table top, so you can rip four eight foot
2" x 4"s into 1
1
2" x 1
1
2" strips and cut
them into 24" lengths. Round over all
the slat edges with the 3/16"-radius bit.
Now use the same drill press jig you
made for the table top and drill two
dowel holes 4
1
2" off center on each slat.
Remember to drill these holes through
the slat portion of each stretcher also.
Cut two 13"-long dowels (pieces 19)
for each seat and sand them with 100-
grit paper so they slip into the slat holes
easily. Now put epoxy in the stretcher
holes and slip the dowels in place, leav-
ing about 5
1
4" stick out on each side.
Wipe the glue from the dowels and add
two more slats on both sides of the
stretcher. Be sure to use 1/4" spacers
between every piece and pin these slats
with brads. Now put epoxy into the holes
in the two outside slats and mount them
onto the dowels. The finished width of
the seat should be 12". When the glue is
dry, cut off the ends of the dowels and
sand them flush with the slats.
Set the seat assembly onto the
legs, dropping the stretcher tenons into
the notches and securing the joints with
3" lag screws (pieces 21). Now flip the
entire bench over and drive #10-2" wood
screws (pieces 22) through the beams
into the outside slats to completely
secure the seat to the leg assembly.
Redwood, as it ages, turns from its
original red color to silvery grey. The
only way to maintain the original reddish
tone is to color the wood with an exteri-
or wood preservative. Reapply this fin-
ish every season.
WOODWORKER'S JOURNAL 2007 ALL RIGHTS RESERVED
Bench Exploded View
DECK TABLE FOR FOUR 111
20
13
14
16
15
21
17
18
19
18
14
7
1
/2"
6
3
/4"
24"
3"
3"
18"
11
/16" 1
1
/2"
3
/4
3
3
/4
12
11
1
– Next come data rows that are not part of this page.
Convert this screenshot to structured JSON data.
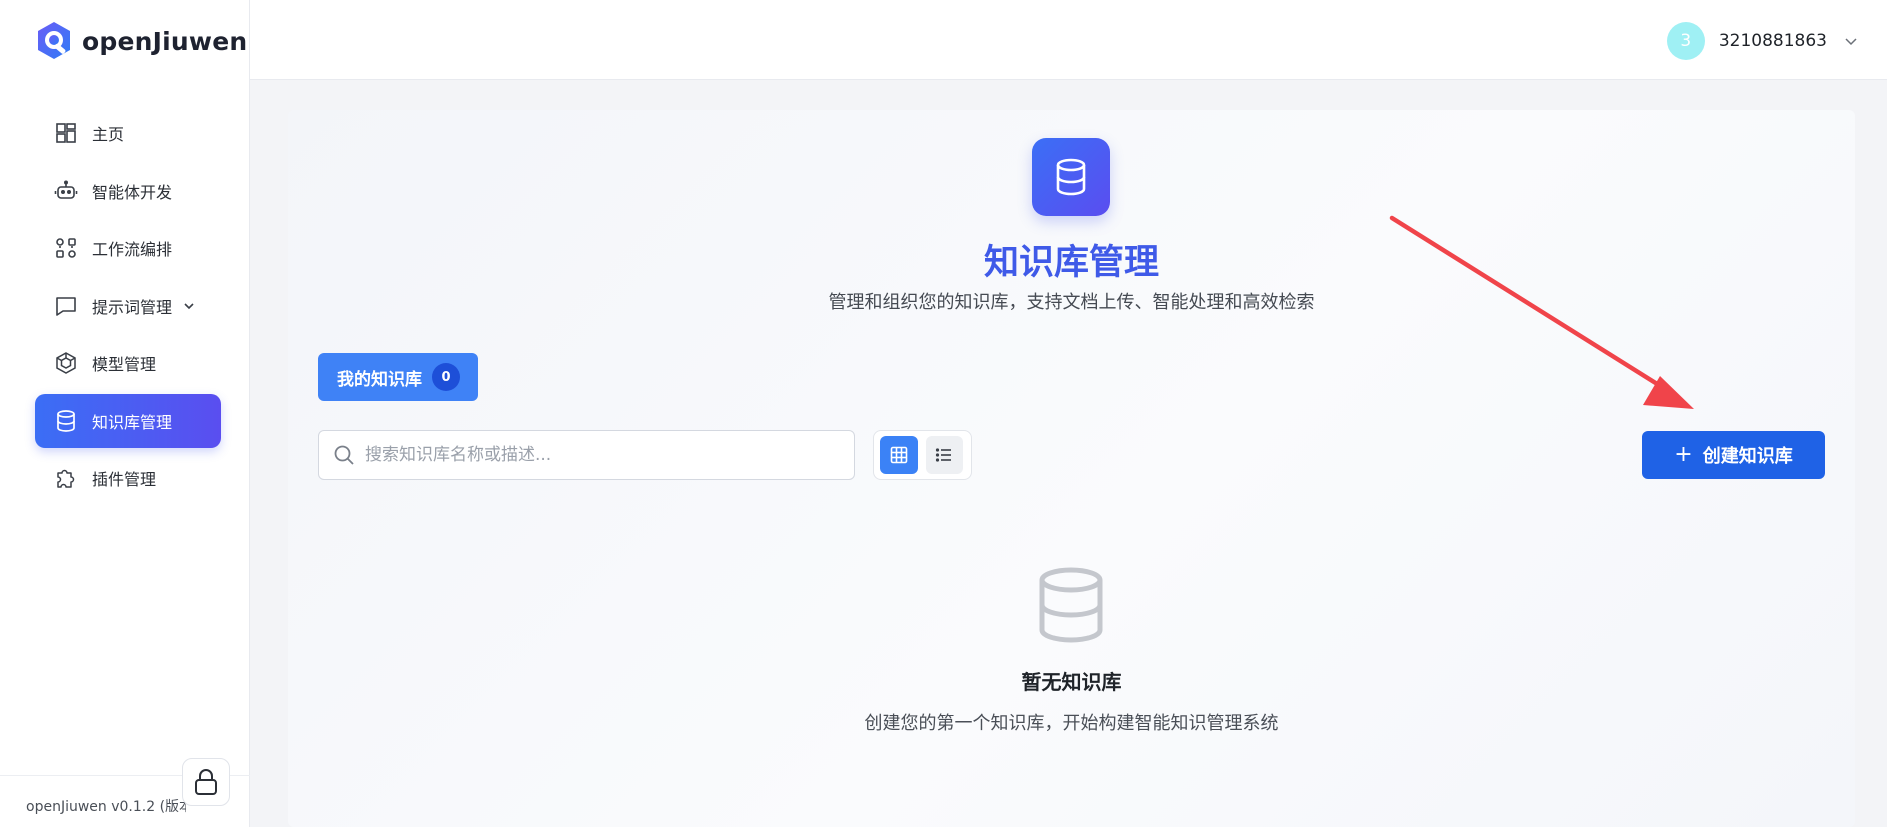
{
  "app": {
    "name": "openJiuwen",
    "version": "openJiuwen v0.1.2 (版本"
  },
  "sidebar": {
    "items": [
      {
        "label": "主页",
        "icon": "dashboard-icon"
      },
      {
        "label": "智能体开发",
        "icon": "robot-icon"
      },
      {
        "label": "工作流编排",
        "icon": "workflow-icon"
      },
      {
        "label": "提示词管理",
        "icon": "message-icon",
        "has_submenu": true
      },
      {
        "label": "模型管理",
        "icon": "model-icon"
      },
      {
        "label": "知识库管理",
        "icon": "database-icon",
        "active": true
      },
      {
        "label": "插件管理",
        "icon": "puzzle-icon"
      }
    ]
  },
  "header": {
    "user": {
      "avatar_letter": "3",
      "name": "3210881863"
    }
  },
  "main": {
    "title": "知识库管理",
    "subtitle": "管理和组织您的知识库，支持文档上传、智能处理和高效检索",
    "tab": {
      "label": "我的知识库",
      "count": "0"
    },
    "search": {
      "placeholder": "搜索知识库名称或描述...",
      "value": ""
    },
    "view_mode": "grid",
    "create_button": "创建知识库",
    "empty": {
      "title": "暂无知识库",
      "subtitle": "创建您的第一个知识库，开始构建智能知识管理系统"
    }
  },
  "colors": {
    "accent": "#3f5ae8",
    "primary_button": "#1f62e6",
    "annotation_arrow": "#f0444a"
  }
}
/2
30
30
13
1
/2
1
1
1
/8
18
2
3
/8 45
21
3
/4
15
5
7
1
/2
4
30
1
1
/2
3
3
1
/2
5
1
/2
Stretchers
Appliques
Front View
Side View
7
1
/2"
6
3
/4"
24"
3"
3"
18"
11
/16" 1
1
/2"
3
/4
3
3
/4
12
11
1
/2
30
30
13
1
/2
1
1
1
/8
1 8
2
3
/8 4 5
2 1
3
/4
15
5
7
1
/2
4
30
1
1
/2
3
3
1
/2
5
1
/2
Stretchers
Appliques
Front View
Side View
7
1
/2"
6
3
/4"
24"
3"
3"
18"
11
/16" 1
1
/2"
3
/4
3
3
/4
12
11
1
/2
30
30
13
1
/2
1
1
1
/8
18
2
3
/8 45
21
3
/4
1 5
5
7
1
/2
4
30
1
1
/2
3
3
1
/2
5
1
/2
Stretchers
Appliques
Front View
Side View
MATERIAL LIST Four Benches
T x W x L
13 Feet (8) 1
1
2" x 3
1
2" x 13
1
2"
14 Appliques (16) 3/4" x 3" x 3
3
4"
15 Support Beams (8) 1
1
2" x 3
1
2" x 11
1
2"
16 Legs (8) 1
1
2" x 5
1
2" x 16
1
2"
17 Stretchers (4) 1
1
2" x 5" x 24"
T x W x L
18 Seat Slats (24) 1
1
2" x 1
1
2" x 24"
19 Dowels (8) 3/4" x 13"(White Oak)
20 Lag Screws (40) 5/16" x 2"
21 Lag Screws (8) 5/16" x 3"
22 Wood Screws (16) #10 - 2"
WOODWORKER'S JOURNAL 2007 ALL RIGHTS RESERVED